6. Build-in Health Psychology
We address factors that may make our findings hard to implement or sustain in the real world using the most up to date behavioural psychology and health habit insights.
To do this we systematically assess
- Barriers to starting a behaviour, using our custom "Behavioural Barriers Checklist"
- Barriers to maintaining a behaviour, using our "Automaticity Formation Equation".
7. Expert Peer-Review
We have all resources peer-reviewed by independent clinical, scientific and patient experts and adjust the content
Additionally, to more formally assess the quality of our content and what is included in the latest draft we use:
- Modified Delphi Method
- JAMA EBM Users Guides on "How to Use a Clinical Practice Guideline"
8. Track Outcomes, Iterate & Update
We continuously improve our processes in response to user feedback, new scientific evidence and clinical or surrogate outcomes data that we collect.
What do you think of our 8 step process? How can we improve? Leave a comment below.
Medical disclaimer: Our services and guides do not provide medical advice.

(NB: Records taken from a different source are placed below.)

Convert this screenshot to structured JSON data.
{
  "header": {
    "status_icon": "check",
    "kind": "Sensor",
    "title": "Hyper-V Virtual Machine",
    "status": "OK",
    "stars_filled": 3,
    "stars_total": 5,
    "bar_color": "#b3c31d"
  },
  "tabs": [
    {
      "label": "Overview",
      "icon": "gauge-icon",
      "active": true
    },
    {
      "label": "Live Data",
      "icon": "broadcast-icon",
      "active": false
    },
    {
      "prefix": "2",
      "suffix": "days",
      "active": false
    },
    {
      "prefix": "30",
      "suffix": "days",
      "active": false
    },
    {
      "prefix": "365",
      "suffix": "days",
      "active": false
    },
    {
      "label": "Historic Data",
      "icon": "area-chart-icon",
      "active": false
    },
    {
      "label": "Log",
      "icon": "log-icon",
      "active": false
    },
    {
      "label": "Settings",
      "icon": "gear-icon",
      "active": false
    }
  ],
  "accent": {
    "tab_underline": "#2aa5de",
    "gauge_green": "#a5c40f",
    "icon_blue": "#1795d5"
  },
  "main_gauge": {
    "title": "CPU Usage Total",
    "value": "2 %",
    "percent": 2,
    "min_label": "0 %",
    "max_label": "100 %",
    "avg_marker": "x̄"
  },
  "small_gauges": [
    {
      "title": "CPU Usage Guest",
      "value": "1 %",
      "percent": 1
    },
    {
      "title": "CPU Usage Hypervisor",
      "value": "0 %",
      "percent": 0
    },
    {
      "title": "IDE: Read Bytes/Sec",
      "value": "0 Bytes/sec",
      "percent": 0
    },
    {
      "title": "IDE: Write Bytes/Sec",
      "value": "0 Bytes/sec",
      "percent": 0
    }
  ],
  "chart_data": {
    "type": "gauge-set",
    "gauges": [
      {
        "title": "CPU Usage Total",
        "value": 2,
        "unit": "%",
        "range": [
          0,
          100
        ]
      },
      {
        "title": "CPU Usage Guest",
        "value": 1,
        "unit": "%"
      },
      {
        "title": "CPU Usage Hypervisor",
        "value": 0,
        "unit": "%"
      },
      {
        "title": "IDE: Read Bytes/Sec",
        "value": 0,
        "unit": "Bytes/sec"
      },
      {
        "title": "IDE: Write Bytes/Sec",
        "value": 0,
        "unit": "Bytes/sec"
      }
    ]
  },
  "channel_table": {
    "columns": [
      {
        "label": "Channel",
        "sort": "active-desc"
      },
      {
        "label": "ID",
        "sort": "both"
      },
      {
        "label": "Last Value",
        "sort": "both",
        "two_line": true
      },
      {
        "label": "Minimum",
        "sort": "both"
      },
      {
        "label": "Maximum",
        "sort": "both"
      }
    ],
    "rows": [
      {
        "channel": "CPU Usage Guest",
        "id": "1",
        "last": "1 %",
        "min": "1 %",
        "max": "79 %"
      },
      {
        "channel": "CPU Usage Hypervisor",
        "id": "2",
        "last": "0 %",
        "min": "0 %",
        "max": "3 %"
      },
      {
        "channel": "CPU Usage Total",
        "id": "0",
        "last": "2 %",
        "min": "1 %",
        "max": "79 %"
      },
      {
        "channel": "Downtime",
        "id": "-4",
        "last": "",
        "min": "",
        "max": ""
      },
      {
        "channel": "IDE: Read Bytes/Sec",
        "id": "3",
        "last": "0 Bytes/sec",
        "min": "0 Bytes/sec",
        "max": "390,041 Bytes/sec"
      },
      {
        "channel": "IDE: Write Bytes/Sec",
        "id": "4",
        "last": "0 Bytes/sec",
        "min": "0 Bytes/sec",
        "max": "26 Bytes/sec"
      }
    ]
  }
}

Do not make any changes to your health behaviours based on this article without consulting your licensed clinicians first. See our medical disclaimer.